Dave said...

I just came across your blog and you seem like a great role model for me. My boyfriend and I of two years are moving in together soon and one day we'd like to raise a family of our own. I'm excited to keep reading your blog!

Scot said...

Glad to meet you dave. I don’t know how much of a role model I can be, but I welcome another reader :-).

And when the time comes, feel free to ask us about the hows of becoming a gay parent. It can be complicated, but it’s not the most complicated part of being a parent :-).

Java said...

I wish for your family that you don't experience anything more stressfull than that little exchange between friends at the lunch table.
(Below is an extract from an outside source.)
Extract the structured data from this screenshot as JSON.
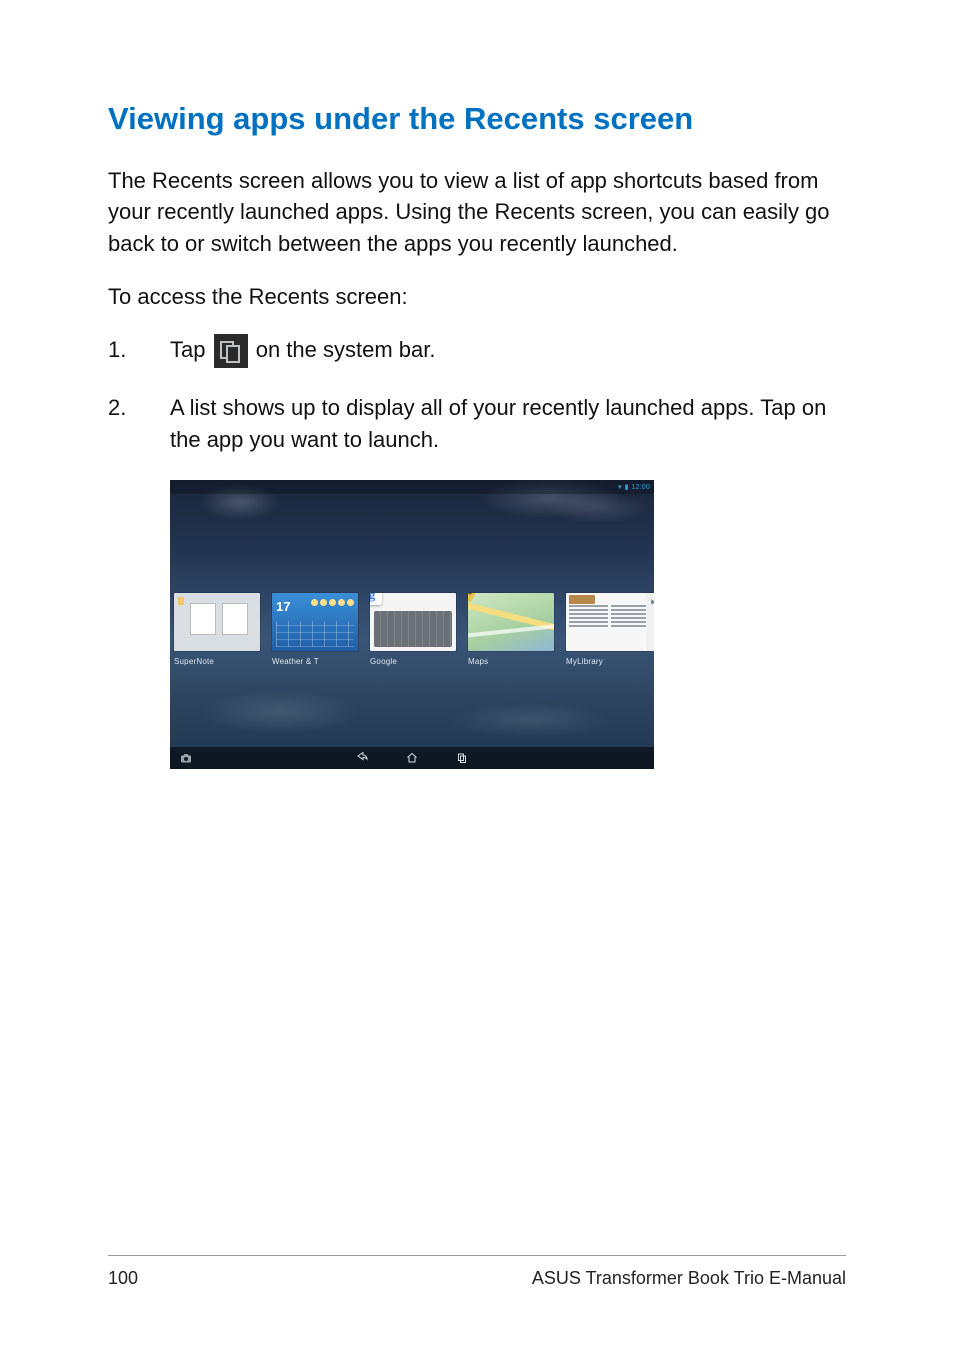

That's my wish and my hope, though not my expectation.
Are you borrowing trouble by worrying about it now? I don't know. In my own struggles with non-traditional adoption issues I knew there would be conflicts and difficulties. But I had no idea what form they would take. My 2 adopted children are 10, in the 4th grade now. There is no way I could have prepared myself for the struggles we have now. I was clueless. And they aren't even in middle school yet. So I know it will continue to be hard and will probably get harder. We're dealing the best we can with today's problems. But aside from working on the current issues, I have no clue how to handle what may happen in the next 5 or 6 years. Most of the time I'm too caught up in today to worry about tomorrow.

Scot said...

Most of the time I'm too caught up in today to worry about tomorrow.

I hear ya... But I'll still find time to worry here and there :-).